• _Items from an interface collection_:
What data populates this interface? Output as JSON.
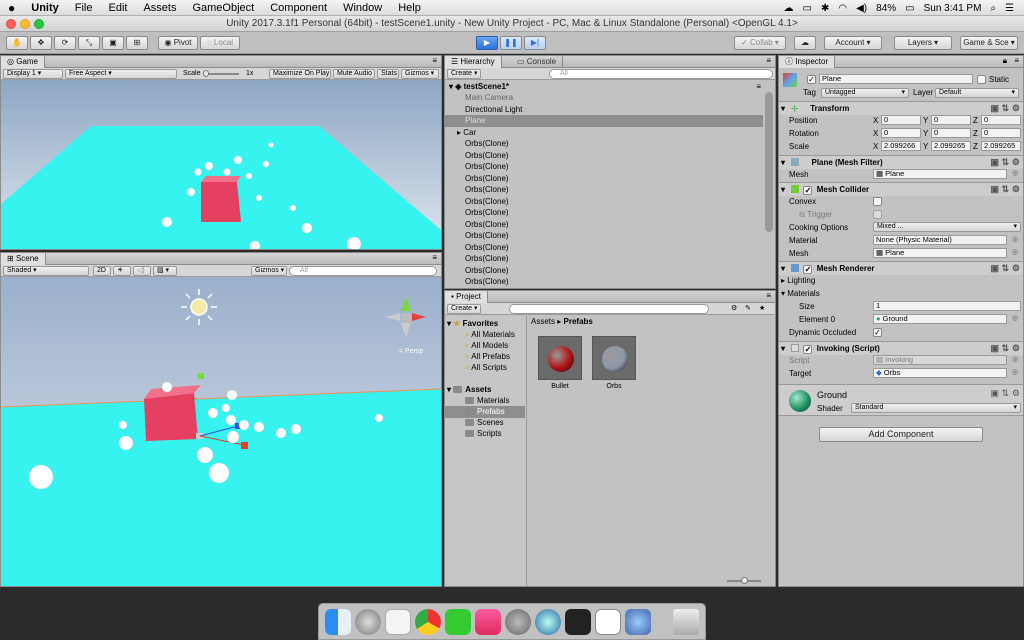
{
  "menubar": {
    "apple_icon": "apple-icon",
    "app": "Unity",
    "items": [
      "File",
      "Edit",
      "Assets",
      "GameObject",
      "Component",
      "Window",
      "Help"
    ],
    "battery": "84%",
    "clock": "Sun 3:41 PM"
  },
  "window": {
    "title": "Unity 2017.3.1f1 Personal (64bit) - testScene1.unity - New Unity Project - PC, Mac & Linux Standalone (Personal) <OpenGL 4.1>"
  },
  "toolbar": {
    "pivot": "Pivot",
    "local": "Local",
    "collab": "Collab",
    "account": "Account",
    "layers": "Layers",
    "layout": "Game & Sce"
  },
  "game": {
    "tab": "Game",
    "display": "Display 1",
    "aspect": "Free Aspect",
    "scale_label": "Scale",
    "scale_value": "1x",
    "maximize": "Maximize On Play",
    "mute": "Mute Audio",
    "stats": "Stats",
    "gizmos": "Gizmos"
  },
  "scene": {
    "tab": "Scene",
    "shading": "Shaded",
    "mode2d": "2D",
    "gizmos": "Gizmos",
    "search": "All",
    "persp": "< Persp"
  },
  "hierarchy": {
    "tab": "Hierarchy",
    "tab2": "Console",
    "create": "Create",
    "search": "All",
    "scene": "testScene1*",
    "items": [
      {
        "label": "Main Camera",
        "style": "dim"
      },
      {
        "label": "Directional Light",
        "style": ""
      },
      {
        "label": "Plane",
        "style": "sel"
      },
      {
        "label": "Car",
        "style": ""
      },
      {
        "label": "Orbs(Clone)",
        "style": ""
      },
      {
        "label": "Orbs(Clone)",
        "style": ""
      },
      {
        "label": "Orbs(Clone)",
        "style": ""
      },
      {
        "label": "Orbs(Clone)",
        "style": ""
      },
      {
        "label": "Orbs(Clone)",
        "style": ""
      },
      {
        "label": "Orbs(Clone)",
        "style": ""
      },
      {
        "label": "Orbs(Clone)",
        "style": ""
      },
      {
        "label": "Orbs(Clone)",
        "style": ""
      },
      {
        "label": "Orbs(Clone)",
        "style": ""
      },
      {
        "label": "Orbs(Clone)",
        "style": ""
      },
      {
        "label": "Orbs(Clone)",
        "style": ""
      },
      {
        "label": "Orbs(Clone)",
        "style": ""
      },
      {
        "label": "Orbs(Clone)",
        "style": ""
      }
    ]
  },
  "project": {
    "tab": "Project",
    "create": "Create",
    "favorites": "Favorites",
    "fav_items": [
      "All Materials",
      "All Models",
      "All Prefabs",
      "All Scripts"
    ],
    "assets": "Assets",
    "asset_folders": [
      "Materials",
      "Prefabs",
      "Scenes",
      "Scripts"
    ],
    "breadcrumb_root": "Assets",
    "breadcrumb_sep": "▸",
    "breadcrumb_leaf": "Prefabs",
    "prefabs": [
      {
        "label": "Bullet",
        "color": "#b01010"
      },
      {
        "label": "Orbs",
        "color": "#8d96a8"
      }
    ]
  },
  "inspector": {
    "tab": "Inspector",
    "name": "Plane",
    "static": "Static",
    "tag_label": "Tag",
    "tag": "Untagged",
    "layer_label": "Layer",
    "layer": "Default",
    "transform": {
      "title": "Transform",
      "position": "Position",
      "rotation": "Rotation",
      "scale": "Scale",
      "x": "X",
      "y": "Y",
      "z": "Z",
      "pos": [
        "0",
        "0",
        "0"
      ],
      "rot": [
        "0",
        "0",
        "0"
      ],
      "scl": [
        "2.099266",
        "2.099265",
        "2.099265"
      ]
    },
    "mesh_filter": {
      "title": "Plane (Mesh Filter)",
      "mesh_label": "Mesh",
      "mesh": "Plane"
    },
    "mesh_collider": {
      "title": "Mesh Collider",
      "convex": "Convex",
      "trigger": "Is Trigger",
      "cooking_label": "Cooking Options",
      "cooking": "Mixed ...",
      "material_label": "Material",
      "material": "None (Physic Material)",
      "mesh_label": "Mesh",
      "mesh": "Plane"
    },
    "mesh_renderer": {
      "title": "Mesh Renderer",
      "lighting": "Lighting",
      "materials": "Materials",
      "size_label": "Size",
      "size": "1",
      "element_label": "Element 0",
      "element": "Ground",
      "occluded": "Dynamic Occluded"
    },
    "invoking": {
      "title": "Invoking (Script)",
      "script_label": "Script",
      "script": "Invoking",
      "target_label": "Target",
      "target": "Orbs"
    },
    "material": {
      "name": "Ground",
      "shader_label": "Shader",
      "shader": "Standard"
    },
    "add_component": "Add Component"
  }
}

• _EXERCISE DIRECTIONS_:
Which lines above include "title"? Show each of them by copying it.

• _ANSWER TO THIS EXERCISE_:
    "title": "Unity 2017.3.1f1 Personal (64bit) - testScene1.unity - New Unity Project - PC, Mac & Linux Standalone (Personal) <OpenGL 4.1>"
      "title": "Transform",
      "title": "Plane (Mesh Filter)",
      "title": "Mesh Collider",
      "title": "Mesh Renderer",
      "title": "Invoking (Script)",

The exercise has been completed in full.